  • Weill Cornell Medicine, NewYork-Presbyterian, and Houston Methodist have established a new collaborative fellowship program to create highly trained bioethicists. Directed by Dr. Joseph Fins, it will offer a two-year joint curriculum and operate in parallel with a Houston-based fellowship program sponsored by Houston Methodist and Baylor College of Medicine. Both programs are part of the New York-Houston Medical Ethics Consortium, co-chaired by Dr. Michael Stewart.
  • The Tri-Institutional Therapeutics Discovery Institute has been building a robust infrastructure for drug discovery in partnership with Takeda, focusing until recently on the development of small molecule drugs. Its efforts are now expanding to include the translation of research results from members of the Tri-Institutional community into new antibody therapies for patients.

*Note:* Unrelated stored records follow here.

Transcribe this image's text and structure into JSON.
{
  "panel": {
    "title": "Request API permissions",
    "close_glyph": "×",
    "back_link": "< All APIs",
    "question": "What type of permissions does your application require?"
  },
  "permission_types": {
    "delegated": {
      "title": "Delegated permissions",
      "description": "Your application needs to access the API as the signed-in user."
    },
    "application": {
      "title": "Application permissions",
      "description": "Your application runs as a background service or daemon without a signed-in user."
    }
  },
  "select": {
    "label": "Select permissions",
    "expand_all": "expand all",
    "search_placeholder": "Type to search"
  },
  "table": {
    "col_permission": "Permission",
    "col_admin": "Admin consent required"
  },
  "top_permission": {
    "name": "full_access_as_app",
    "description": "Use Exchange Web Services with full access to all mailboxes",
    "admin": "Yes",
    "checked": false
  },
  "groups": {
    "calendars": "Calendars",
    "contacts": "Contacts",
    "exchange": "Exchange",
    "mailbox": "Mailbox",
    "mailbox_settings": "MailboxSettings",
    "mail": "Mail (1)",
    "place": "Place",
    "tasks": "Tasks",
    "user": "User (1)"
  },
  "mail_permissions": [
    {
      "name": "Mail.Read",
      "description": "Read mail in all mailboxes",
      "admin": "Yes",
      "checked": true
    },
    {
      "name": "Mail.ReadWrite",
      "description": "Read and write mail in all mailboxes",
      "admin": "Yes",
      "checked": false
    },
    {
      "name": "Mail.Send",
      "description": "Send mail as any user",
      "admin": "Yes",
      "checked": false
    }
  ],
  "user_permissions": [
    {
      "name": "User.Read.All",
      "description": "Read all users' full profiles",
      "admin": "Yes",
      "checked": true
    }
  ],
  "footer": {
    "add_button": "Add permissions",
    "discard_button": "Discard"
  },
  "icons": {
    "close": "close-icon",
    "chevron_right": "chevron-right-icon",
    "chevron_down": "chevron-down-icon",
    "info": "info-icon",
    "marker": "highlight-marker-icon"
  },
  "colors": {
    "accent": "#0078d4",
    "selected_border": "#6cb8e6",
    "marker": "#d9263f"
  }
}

  • Our faculty have published a number of high-profile research articles recently, including: a possible way to starve immune cells that promote allergic inflammation in the lung, the influence of gut bacteria on the severity of stroke, and the effects of a gene that regulates iron uptake in the lung and possibly worsens chronic obstructive pulmonary disease.
  • As the academic year and my time as dean draw to a close, I am deeply grateful for the leadership of our Board of Overseers, the contributions of our faculty and staff, our partnerships with affiliated institutions, the enthusiasm of our talented students and alumni, and the support of our many friends. You are Weill Cornell Medicine--and you are what make it special.

    Warm regards,
    Laurie H. Glimcher, MD
    Stephen and Suzanne Weiss Dean
    Weill Cornell Medicine